“New data has demonstrated that the BQE is deteriorating faster due to overweight trucks on the expressway. The Mayor’s Executive Order will begin addressing this problem swiftly and help identify automated tools to extend the life of this infrastructure, while it is being repaired. The steps announced today and other measures such as split-tolling on the Verrazano will reduce truck traffic and wear and tear on the BQE. This and short term repairs will provide time to develop longer term solutions, which will require cooperation at all levels of government,” said Representative Nydia M. Velazquez.
“The infrastructural challenges facing the BQE demands we don’t just think outside the box, but break the box altogether. The suite of recommendations put forward by the task force deserve serious consideration, and we look forward to working with the Mayor and Commissioner Trottenberg as we determine the future of this vital artery. Undoubtedly, the structural safety concerns surrounding the remaining lifespan of the triple cantilever make it imperative that we strictly enforce weight restrictions on this roadway immediately. But also must ensure that these new restrictions do not have unintended effects, such as pushing truck traffic into nearby side streets,” said Brooklyn Borough President Eric Adams.
Senator Brian Kavanagh said: "I thank Carlo Scissura and the BQE Expert Panel for its work and everyone in the community for their engagement throughout this process.
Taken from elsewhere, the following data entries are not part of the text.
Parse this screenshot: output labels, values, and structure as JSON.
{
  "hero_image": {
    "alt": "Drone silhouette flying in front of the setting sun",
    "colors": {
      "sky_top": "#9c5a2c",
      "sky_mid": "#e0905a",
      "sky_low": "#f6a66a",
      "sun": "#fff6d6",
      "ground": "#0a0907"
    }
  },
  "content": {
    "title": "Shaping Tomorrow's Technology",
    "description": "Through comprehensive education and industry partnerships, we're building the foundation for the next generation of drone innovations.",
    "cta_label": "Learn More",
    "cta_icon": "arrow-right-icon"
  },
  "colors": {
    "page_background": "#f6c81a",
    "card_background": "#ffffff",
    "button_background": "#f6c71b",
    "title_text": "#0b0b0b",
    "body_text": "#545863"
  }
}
I also thank the Mayor and the DOT for responding promptly and committing to doing what's necessary to ensure the safety and structural integrity of the BQE, to minimize negative impacts on our neighborhoods, and to plan for the long term. I look forward to continuing to work with all stakeholders in the community and in government at the federal, state, and city levels.”
“We've known for a long time that the BQE triple cantilever was on life support, but we now know the situation is much worse that we thought," said Assemblymember Jo Anne Simon. "It is a relief to know that the parts of this road that are in the worst shape will be getting much needed repairs, and that the City is taking enforcement of overweight trucks seriously. I commend Commissioner Trottenberg for her work on this enormous undertaking, and the expert panel for sharing their expertise. I am also grateful to be working closely with my colleagues Councilmember Levin, Senator Kavanagh and Congresswoman Velazquez. I will continue to ensure that the affected communities’ voices are heard throughout this process.”
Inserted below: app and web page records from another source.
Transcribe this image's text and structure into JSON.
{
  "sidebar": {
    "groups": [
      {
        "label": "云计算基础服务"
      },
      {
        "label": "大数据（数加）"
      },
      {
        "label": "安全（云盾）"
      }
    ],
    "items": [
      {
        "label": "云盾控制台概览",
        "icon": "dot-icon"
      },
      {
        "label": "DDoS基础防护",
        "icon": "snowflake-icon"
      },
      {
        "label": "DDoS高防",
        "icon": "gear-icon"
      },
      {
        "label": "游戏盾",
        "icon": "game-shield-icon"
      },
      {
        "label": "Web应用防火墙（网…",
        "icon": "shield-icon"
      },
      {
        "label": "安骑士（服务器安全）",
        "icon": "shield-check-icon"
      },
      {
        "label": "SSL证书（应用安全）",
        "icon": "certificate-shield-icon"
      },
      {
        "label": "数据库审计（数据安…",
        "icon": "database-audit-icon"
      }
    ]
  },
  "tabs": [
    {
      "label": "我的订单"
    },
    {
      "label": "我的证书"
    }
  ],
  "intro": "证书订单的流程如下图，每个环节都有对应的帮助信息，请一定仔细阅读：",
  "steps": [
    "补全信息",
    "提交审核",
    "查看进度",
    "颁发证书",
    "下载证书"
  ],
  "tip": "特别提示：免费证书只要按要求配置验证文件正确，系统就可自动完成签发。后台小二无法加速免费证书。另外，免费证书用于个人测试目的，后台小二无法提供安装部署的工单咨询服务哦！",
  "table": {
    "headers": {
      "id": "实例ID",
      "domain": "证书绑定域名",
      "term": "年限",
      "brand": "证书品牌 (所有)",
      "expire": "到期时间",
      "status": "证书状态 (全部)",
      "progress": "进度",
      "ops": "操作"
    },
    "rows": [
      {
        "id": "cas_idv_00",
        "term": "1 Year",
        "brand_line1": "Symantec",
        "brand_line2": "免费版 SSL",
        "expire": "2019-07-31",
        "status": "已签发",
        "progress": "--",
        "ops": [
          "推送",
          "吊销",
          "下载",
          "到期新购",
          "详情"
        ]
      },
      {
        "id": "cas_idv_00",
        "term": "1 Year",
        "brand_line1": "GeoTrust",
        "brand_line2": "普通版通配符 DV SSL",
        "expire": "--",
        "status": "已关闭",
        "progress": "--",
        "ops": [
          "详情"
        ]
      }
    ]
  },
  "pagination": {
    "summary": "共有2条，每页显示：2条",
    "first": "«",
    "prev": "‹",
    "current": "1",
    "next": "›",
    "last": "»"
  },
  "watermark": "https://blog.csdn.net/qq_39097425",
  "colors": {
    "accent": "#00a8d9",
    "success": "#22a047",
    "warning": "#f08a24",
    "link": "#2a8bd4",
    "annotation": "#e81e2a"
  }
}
“I welcome Mayor de Blasio’s Executive Order establishing important and much needed safety and enforcement improvements on this critical stretch of the BQE. We need to continue to bring everyone together to plan for the future of the BQE corridor that supports communities,” said Councilmember Stephen Levin.